Reflections from an Improv Newbie, Week 4
I felt a lot more comfortable in class this week than I have in previous weeks. However, before coming to class, I had a strange feeling of dread. Often when I do something that seems challenging or difficult that I end up enjoying, right after the activity I think to myself, “That wasn’t so bad, I could do that a lot more often!” But when the time comes to do that challenging activity again, it seems like an insurmountable task and I wonder how I got through it the first time. I felt like that going to improv class this week. I didn’t want to leave my house when I got ready to go, and I worried that I would merely be surviving class rather than enjoying it. However, that was not the case. As soon as warm ups began, I remembered how much I enjoy class and started to have fun.
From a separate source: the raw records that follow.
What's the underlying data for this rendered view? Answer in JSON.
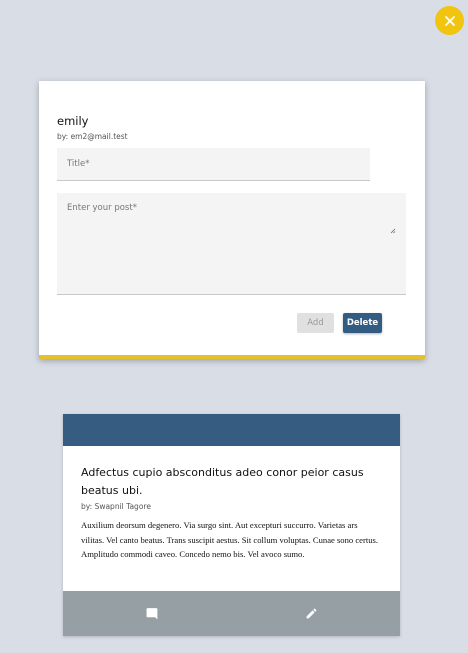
{
  "close_icon": "close-icon",
  "editor": {
    "name": "emily",
    "email": "by: em2@mail.test",
    "title_placeholder": "Title*",
    "post_placeholder": "Enter your post*",
    "add_label": "Add",
    "delete_label": "Delete"
  },
  "post": {
    "title": "Adfectus cupio absconditus adeo conor peior casus beatus ubi.",
    "author": "by: Swapnil Tagore",
    "body": "Auxilium deorsum degenero. Via surgo sint. Aut excepturi succurro. Varietas ars vilitas. Vel canto beatus. Trans suscipit aestus. Sit collum voluptas. Cunae sono certus. Amplitudo commodi caveo. Concedo nemo bis. Vel avoco sumo.",
    "footer_icons": [
      "comment-icon",
      "edit-icon"
    ]
  },
  "colors": {
    "background": "#d8dde6",
    "accent_yellow": "#f1c40f",
    "primary_blue": "#335c83",
    "footer_gray": "#969fa3"
  }
}
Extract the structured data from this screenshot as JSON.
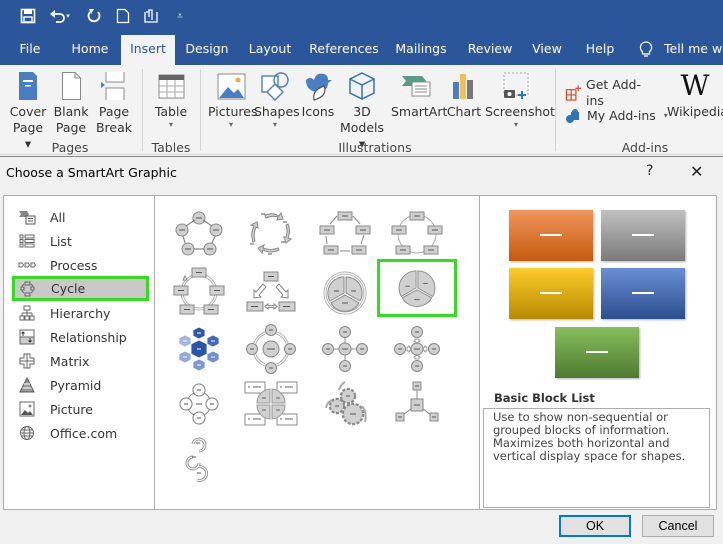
{
  "quick_access": {
    "icons": [
      "save-icon",
      "undo-icon",
      "redo-icon",
      "new-document-icon",
      "touch-mode-icon",
      "customize-qat-icon"
    ]
  },
  "tabs": [
    {
      "label": "File",
      "active": false
    },
    {
      "label": "Home",
      "active": false
    },
    {
      "label": "Insert",
      "active": true
    },
    {
      "label": "Design",
      "active": false
    },
    {
      "label": "Layout",
      "active": false
    },
    {
      "label": "References",
      "active": false
    },
    {
      "label": "Mailings",
      "active": false
    },
    {
      "label": "Review",
      "active": false
    },
    {
      "label": "View",
      "active": false
    },
    {
      "label": "Help",
      "active": false
    }
  ],
  "tell_me": "Tell me wh",
  "ribbon": {
    "groups": [
      {
        "label": "Pages",
        "buttons": [
          {
            "line1": "Cover",
            "line2": "Page ▾"
          },
          {
            "line1": "Blank",
            "line2": "Page"
          },
          {
            "line1": "Page",
            "line2": "Break"
          }
        ]
      },
      {
        "label": "Tables",
        "buttons": [
          {
            "line1": "Table",
            "line2": "▾"
          }
        ]
      },
      {
        "label": "Illustrations",
        "buttons": [
          {
            "line1": "Pictures",
            "line2": "▾"
          },
          {
            "line1": "Shapes",
            "line2": "▾"
          },
          {
            "line1": "Icons",
            "line2": ""
          },
          {
            "line1": "3D",
            "line2": "Models ▾"
          },
          {
            "line1": "SmartArt",
            "line2": ""
          },
          {
            "line1": "Chart",
            "line2": ""
          },
          {
            "line1": "Screenshot",
            "line2": "▾"
          }
        ]
      },
      {
        "label": "Add-ins",
        "buttons": [
          {
            "line1": "Get Add-ins"
          },
          {
            "line1": "My Add-ins"
          },
          {
            "line1": "Wikipedia"
          }
        ]
      }
    ]
  },
  "dialog": {
    "title": "Choose a SmartArt Graphic",
    "help": "?",
    "close": "✕",
    "categories": [
      {
        "label": "All",
        "icon": "all-icon",
        "selected": false
      },
      {
        "label": "List",
        "icon": "list-icon",
        "selected": false
      },
      {
        "label": "Process",
        "icon": "process-icon",
        "selected": false
      },
      {
        "label": "Cycle",
        "icon": "cycle-icon",
        "selected": true
      },
      {
        "label": "Hierarchy",
        "icon": "hierarchy-icon",
        "selected": false
      },
      {
        "label": "Relationship",
        "icon": "relationship-icon",
        "selected": false
      },
      {
        "label": "Matrix",
        "icon": "matrix-icon",
        "selected": false
      },
      {
        "label": "Pyramid",
        "icon": "pyramid-icon",
        "selected": false
      },
      {
        "label": "Picture",
        "icon": "picture-icon",
        "selected": false
      },
      {
        "label": "Office.com",
        "icon": "globe-icon",
        "selected": false
      }
    ],
    "gallery": [
      {
        "name": "basic-cycle"
      },
      {
        "name": "text-cycle"
      },
      {
        "name": "cycle"
      },
      {
        "name": "block-cycle"
      },
      {
        "name": "nondirectional-cycle"
      },
      {
        "name": "continuous-cycle"
      },
      {
        "name": "segmented-cycle"
      },
      {
        "name": "basic-pie",
        "selected": true
      },
      {
        "name": "hexagon-radial"
      },
      {
        "name": "radial-cycle"
      },
      {
        "name": "basic-radial"
      },
      {
        "name": "diverging-radial"
      },
      {
        "name": "radial-venn"
      },
      {
        "name": "cycle-matrix"
      },
      {
        "name": "gear"
      },
      {
        "name": "radial-cluster"
      },
      {
        "name": "circle-arrow-process"
      }
    ],
    "preview": {
      "title": "Basic Block List",
      "description": "Use to show non-sequential or grouped blocks of information. Maximizes both horizontal and vertical display space for shapes.",
      "blocks": [
        {
          "color_top": "#f0955a",
          "color_bottom": "#c55a11"
        },
        {
          "color_top": "#c0c0c0",
          "color_bottom": "#7a7a7a"
        },
        {
          "color_top": "#fdcb2b",
          "color_bottom": "#b88a00"
        },
        {
          "color_top": "#6a8ed4",
          "color_bottom": "#2c4f8e"
        },
        {
          "color_top": "#86bf5e",
          "color_bottom": "#4f7a30"
        }
      ]
    },
    "ok_label": "OK",
    "cancel_label": "Cancel"
  },
  "colors": {
    "brand_blue": "#2b579a",
    "selection_green": "#33dd22",
    "default_button_border": "#0078d7"
  }
}
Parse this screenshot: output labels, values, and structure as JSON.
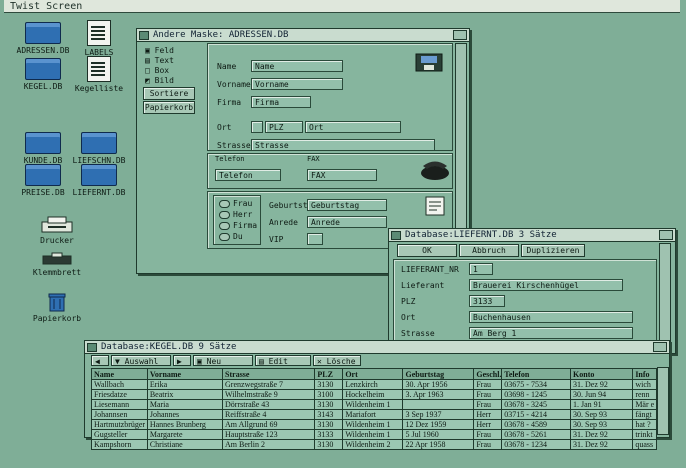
{
  "screen": {
    "title": "Twist Screen"
  },
  "desktop_icons": [
    {
      "label": "ADRESSEN.DB",
      "kind": "drawer"
    },
    {
      "label": "LABELS",
      "kind": "doc"
    },
    {
      "label": "KEGEL.DB",
      "kind": "drawer"
    },
    {
      "label": "Kegelliste",
      "kind": "doc"
    },
    {
      "label": "KUNDE.DB",
      "kind": "drawer"
    },
    {
      "label": "LIEFSCHN.DB",
      "kind": "drawer"
    },
    {
      "label": "PREISE.DB",
      "kind": "drawer"
    },
    {
      "label": "LIEFERNT.DB",
      "kind": "drawer"
    },
    {
      "label": "Drucker",
      "kind": "printer"
    },
    {
      "label": "Klemmbrett",
      "kind": "clipboard"
    },
    {
      "label": "Papierkorb",
      "kind": "trash"
    }
  ],
  "form_window": {
    "title": "Andere Maske: ADRESSEN.DB",
    "tools": [
      "Feld",
      "Text",
      "Box",
      "Bild",
      "Sortiere",
      "Papierkorb"
    ],
    "fields": {
      "name": {
        "label": "Name",
        "value": "Name"
      },
      "vorname": {
        "label": "Vorname",
        "value": "Vorname"
      },
      "firma": {
        "label": "Firma",
        "value": "Firma"
      },
      "ort": {
        "label": "Ort",
        "plz": "PLZ",
        "value": "Ort"
      },
      "strasse": {
        "label": "Strasse",
        "value": "Strasse"
      },
      "telefon": {
        "label": "Telefon",
        "value": "Telefon"
      },
      "fax": {
        "label": "FAX",
        "value": "FAX"
      },
      "geburtstag": {
        "label": "Geburtstag",
        "value": "Geburtstag"
      },
      "anrede": {
        "label": "Anrede",
        "value": "Anrede"
      },
      "vip": {
        "label": "VIP"
      }
    },
    "salutations": [
      "Frau",
      "Herr",
      "Firma",
      "Du"
    ]
  },
  "supplier_window": {
    "title": "Database:LIEFERNT.DB  3 Sätze",
    "buttons": [
      "OK",
      "Abbruch",
      "Duplizieren"
    ],
    "fields": [
      {
        "label": "LIEFERANT_NR",
        "value": "1"
      },
      {
        "label": "Lieferant",
        "value": "Brauerei Kirschenhügel"
      },
      {
        "label": "PLZ",
        "value": "3133"
      },
      {
        "label": "Ort",
        "value": "Buchenhausen"
      },
      {
        "label": "Strasse",
        "value": "Am Berg 1"
      }
    ]
  },
  "table_window": {
    "title": "Database:KEGEL.DB  9 Sätze",
    "toolbar": [
      "Auswahl",
      "Neu",
      "Edit",
      "Lösche"
    ],
    "columns": [
      "Name",
      "Vorname",
      "Strasse",
      "PLZ",
      "Ort",
      "Geburtstag",
      "Geschl.",
      "Telefon",
      "Konto",
      "Info"
    ],
    "rows": [
      [
        "Wallbach",
        "Erika",
        "Grenzwegstraße 7",
        "3130",
        "Lenzkirch",
        "30. Apr 1956",
        "Frau",
        "03675 - 7534",
        "31. Dez 92",
        "wich"
      ],
      [
        "Friesdatze",
        "Beatrix",
        "Wilhelmstraße 9",
        "3100",
        "Hockelheim",
        "3. Apr 1963",
        "Frau",
        "03698 - 1245",
        "30. Jun 94",
        "renn"
      ],
      [
        "Liesemann",
        "Maria",
        "Dörrstraße 43",
        "3130",
        "Wildenheim 1",
        "",
        "Frau",
        "03678 - 3245",
        "1. Jan 91",
        "Mär e"
      ],
      [
        "Johannsen",
        "Johannes",
        "Reiffstraße 4",
        "3143",
        "Mariafort",
        "3 Sep 1937",
        "Herr",
        "03715 - 4214",
        "30. Sep 93",
        "fängt"
      ],
      [
        "Hartmutzbrüger",
        "Hannes Brunberg",
        "Am Allgrund 69",
        "3130",
        "Wildenheim 1",
        "12 Dez 1959",
        "Herr",
        "03678 - 4589",
        "30. Sep 93",
        "hat ?"
      ],
      [
        "Gugsteller",
        "Margarete",
        "Hauptstraße 123",
        "3133",
        "Wildenheim 1",
        "5 Jul 1960",
        "Frau",
        "03678 - 5261",
        "31. Dez 92",
        "trinkt"
      ],
      [
        "Kampshorn",
        "Christiane",
        "Am Berlin 2",
        "3130",
        "Wildenheim 2",
        "22 Apr 1958",
        "Frau",
        "03678 - 1234",
        "31. Dez 92",
        "quass"
      ]
    ]
  }
}
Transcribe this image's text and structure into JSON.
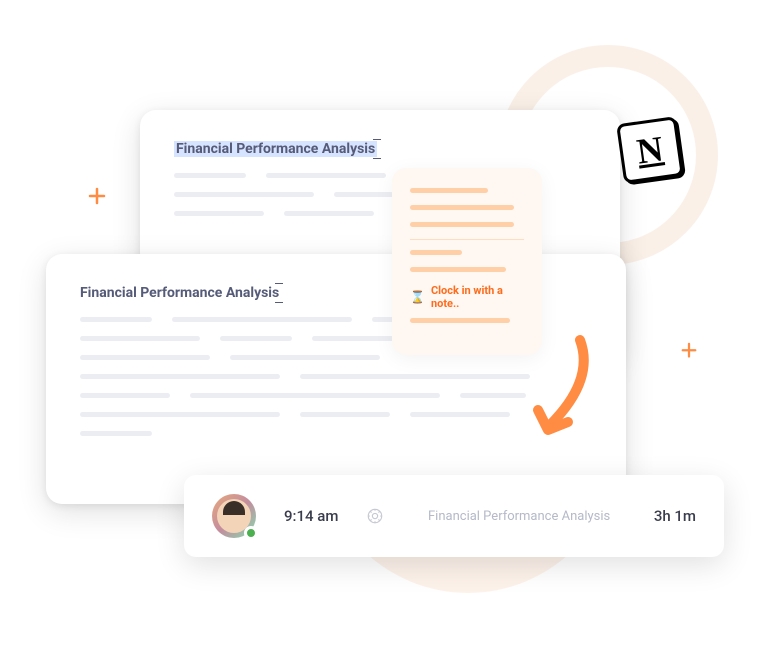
{
  "document": {
    "title": "Financial Performance Analysis"
  },
  "note_popup": {
    "action_label": "Clock in with a note.."
  },
  "timesheet": {
    "clock_in_time": "9:14 am",
    "task_name": "Financial Performance Analysis",
    "duration": "3h 1m"
  },
  "notion_badge": {
    "letter": "N"
  }
}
This week something clicked in my thinking, and my brain was able to slow down, which enabled me to do better scenes. I felt more comfortable onstage and better able to communicate to my partner and to the audience what was going on in my head.
After class, my classmates and I went out to get a drink. I had a great time with everyone, and a number of people stayed to see the Lupones show at 8:00. While watching the Lupones perform, I kept putting myself in their shoes and imagining how I would feel if I were in their place onstage. When a new scene began, I could picture myself feeling anxious and wondering where the scene would go, and whether or not I would think of something interesting to say, or if I would think of anything at all. These reflections made me reconsider how I think about my life in general. Often, when I’m planning my day or even my week, there are certain things that I expect will be unpleasant, and I look at them as burdens that I must get through. There are other things that I expect to be a lot of fun, and if they’re not as fun as I expect them to be, I feel let down. Improv is a challenge to this kind of thinking because it requires that you think and act in the moment at all times, so there’s no time to put a value judgment on anything that you do. You only have time to react and create something new, and that seems like a pretty good way to live. Rather than constantly judging everything I have to do as good or bad and then worrying accordingly, I might as well react to things as they happen. Improv is just a shorter and sometimes crazier version of everyday life.
– Jillian McCarthy